It can take an artful approach to attract candidates, many of whom have spouses and children to worry about uprooting, Wirtz said. The success rate is about 60 percent, with competition between Hopkins and a professor's home institution, and sometimes even a third or fourth institution, often heating up.

"It's not an interview, it's a sales pitch," Wirtz said. "You want to feel special. You want to feel you're the only one in the world for that department."

Kathryn Edin, a professor of sociology and population, had all the perks and prestige of Harvard University when Hopkins came calling. Harvard fought to keep her. Meanwhile, the University of Michigan, with a long history in the type of poverty research Edin conducts, was interested, too, once word got out she was on the market.


Edin, co-author of well-regarded books, including "$2.00 a Day: Living on Almost Nothing in America" and the Baltimore-focused "Coming of Age in the Other America," said the decision was difficult. All three institutions offered "a ton of resources," she said.

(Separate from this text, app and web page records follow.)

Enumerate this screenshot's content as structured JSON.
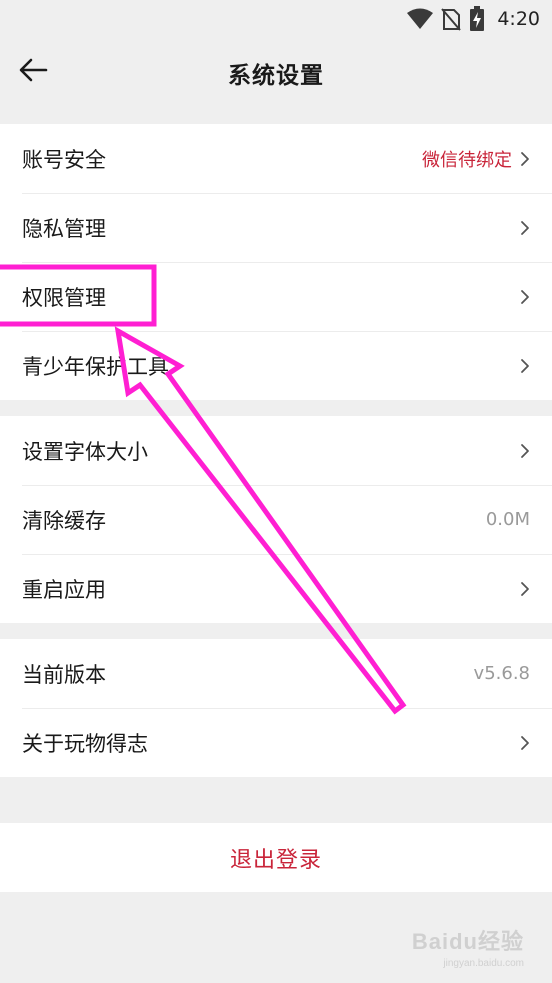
{
  "status_bar": {
    "time": "4:20",
    "icons": [
      "wifi-icon",
      "no-sim-icon",
      "battery-charging-icon"
    ]
  },
  "header": {
    "title": "系统设置",
    "back_icon": "back-arrow-icon"
  },
  "groups": [
    {
      "rows": [
        {
          "label": "账号安全",
          "value": "微信待绑定",
          "value_color": "#c9253a",
          "chevron": true
        },
        {
          "label": "隐私管理",
          "value": "",
          "chevron": true
        },
        {
          "label": "权限管理",
          "value": "",
          "chevron": true
        },
        {
          "label": "青少年保护工具",
          "value": "",
          "chevron": true
        }
      ]
    },
    {
      "rows": [
        {
          "label": "设置字体大小",
          "value": "",
          "chevron": true
        },
        {
          "label": "清除缓存",
          "value": "0.0M",
          "chevron": false
        },
        {
          "label": "重启应用",
          "value": "",
          "chevron": true
        }
      ]
    },
    {
      "rows": [
        {
          "label": "当前版本",
          "value": "v5.6.8",
          "chevron": false
        },
        {
          "label": "关于玩物得志",
          "value": "",
          "chevron": true
        }
      ]
    }
  ],
  "logout": {
    "label": "退出登录"
  },
  "annotation": {
    "color": "#ff1fd2"
  },
  "watermark": {
    "main": "Baidu经验",
    "sub": "jingyan.baidu.com"
  },
  "colors": {
    "background": "#efefef",
    "accent": "#c9253a",
    "muted": "#9a9a9a"
  }
}
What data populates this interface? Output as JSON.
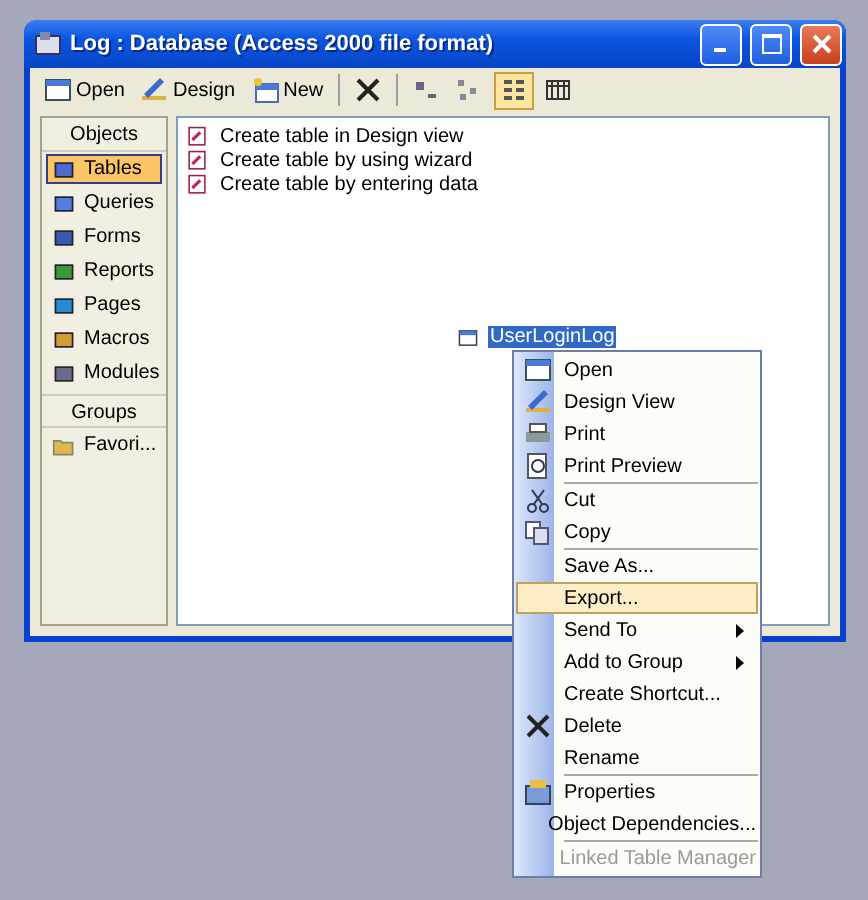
{
  "window": {
    "title": "Log : Database (Access 2000 file format)"
  },
  "toolbar": [
    {
      "kind": "open",
      "label": "Open"
    },
    {
      "kind": "design",
      "label": "Design"
    },
    {
      "kind": "new",
      "label": "New"
    },
    {
      "kind": "delete"
    },
    {
      "kind": "large-icons",
      "selected": false
    },
    {
      "kind": "small-icons",
      "selected": false
    },
    {
      "kind": "list",
      "selected": true
    },
    {
      "kind": "details",
      "selected": false
    }
  ],
  "sidebar": {
    "objects_header": "Objects",
    "items": [
      {
        "kind": "tables",
        "label": "Tables",
        "selected": true
      },
      {
        "kind": "queries",
        "label": "Queries",
        "selected": false
      },
      {
        "kind": "forms",
        "label": "Forms",
        "selected": false
      },
      {
        "kind": "reports",
        "label": "Reports",
        "selected": false
      },
      {
        "kind": "pages",
        "label": "Pages",
        "selected": false
      },
      {
        "kind": "macros",
        "label": "Macros",
        "selected": false
      },
      {
        "kind": "modules",
        "label": "Modules",
        "selected": false
      }
    ],
    "groups_header": "Groups",
    "groups": [
      {
        "label": "Favori..."
      }
    ]
  },
  "list": [
    {
      "label": "Create table in Design view"
    },
    {
      "label": "Create table by using wizard"
    },
    {
      "label": "Create table by entering data"
    }
  ],
  "selected_object": {
    "label": "UserLoginLog",
    "selected": true
  },
  "context_menu": [
    {
      "label": "Open",
      "kind": "open",
      "highlighted": false,
      "disabled": false
    },
    {
      "label": "Design View",
      "kind": "design",
      "highlighted": false,
      "disabled": false
    },
    {
      "label": "Print",
      "kind": "print",
      "highlighted": false,
      "disabled": false
    },
    {
      "label": "Print Preview",
      "kind": "preview",
      "separator_after": true,
      "highlighted": false,
      "disabled": false
    },
    {
      "label": "Cut",
      "kind": "cut",
      "highlighted": false,
      "disabled": false
    },
    {
      "label": "Copy",
      "kind": "copy",
      "separator_after": true,
      "highlighted": false,
      "disabled": false
    },
    {
      "label": "Save As...",
      "highlighted": false,
      "disabled": false
    },
    {
      "label": "Export...",
      "highlighted": true,
      "disabled": false
    },
    {
      "label": "Send To",
      "submenu": true,
      "highlighted": false,
      "disabled": false
    },
    {
      "label": "Add to Group",
      "submenu": true,
      "highlighted": false,
      "disabled": false
    },
    {
      "label": "Create Shortcut...",
      "highlighted": false,
      "disabled": false
    },
    {
      "label": "Delete",
      "kind": "delete",
      "highlighted": false,
      "disabled": false
    },
    {
      "label": "Rename",
      "separator_after": true,
      "highlighted": false,
      "disabled": false
    },
    {
      "label": "Properties",
      "kind": "properties",
      "highlighted": false,
      "disabled": false
    },
    {
      "label": "Object Dependencies...",
      "separator_after": true,
      "highlighted": false,
      "disabled": false
    },
    {
      "label": "Linked Table Manager",
      "highlighted": false,
      "disabled": true
    }
  ]
}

But Hopkins is located in a city Edin considers an ideal laboratory for her work. She jumped at the chance to launch a Poverty and Inequality Research Laboratory and lead a new 21st Century Cities Initiative in Baltimore. She had already conducted research in Baltimore on the long-term results of a historic experiment in housing vouchers and poverty. The unrest last spring following the death of Freddie Gray, who died from spinal injuries sustained while in police custody, only attracted her more and inspired research at the lab.

"The grand plan is to make Hopkins, through the initiative, the nation's leader in understanding processes of neighborhood transformation," Edin said. "Nobody really knows how to transform neighborhoods, but we really need it for cities to survive."

Once the professors arrive, the idea is to set them loose. The Bloomberg endowment provides six-figure returns each year, depending on investment performance, that pay or subsidize their salaries.

Arturo Casadevall, a professor of microbiology and immunology who came to Johns Hopkins in early 2015 from the Albert Einstein College of Medicine in New York, is focusing part of his research on helping people whose immune systems are compromised by HIV or organ transplants to survive fungal diseases. But he also came to Hopkins with a plan to shake up traditional training for doctoral students with classes in communication skills and how to determine causality in scientific studies.

"Our idea is you might be able to train better scientists if, in fact, you taught them better in the humanities," he said. "The idea is to preserve what's good about current training, giving them something they don't have now — breadth and the ability to critically think."

The most recent appointee, Michael Schatz, is an example of the unorthodox research approaches that could lie ahead. Schatz officially joined Hopkins last month as an associate professor of biology and computer science, combining those disciplines to unlock the mysteries of the massive amounts of data within the human genome that could reveal unknown genetic factors in disease.

"I've always sat right at this interface between computer science and biology, with extensions into medicine," he said. "There's so much benefit to be gained by bringing the different groups together."


In the meantime, recruitment efforts are ongoing. With appointments that haven't yet been announced and others that are in the works, the university could be halfway to having 50 Bloomberg professors by the end of the summer.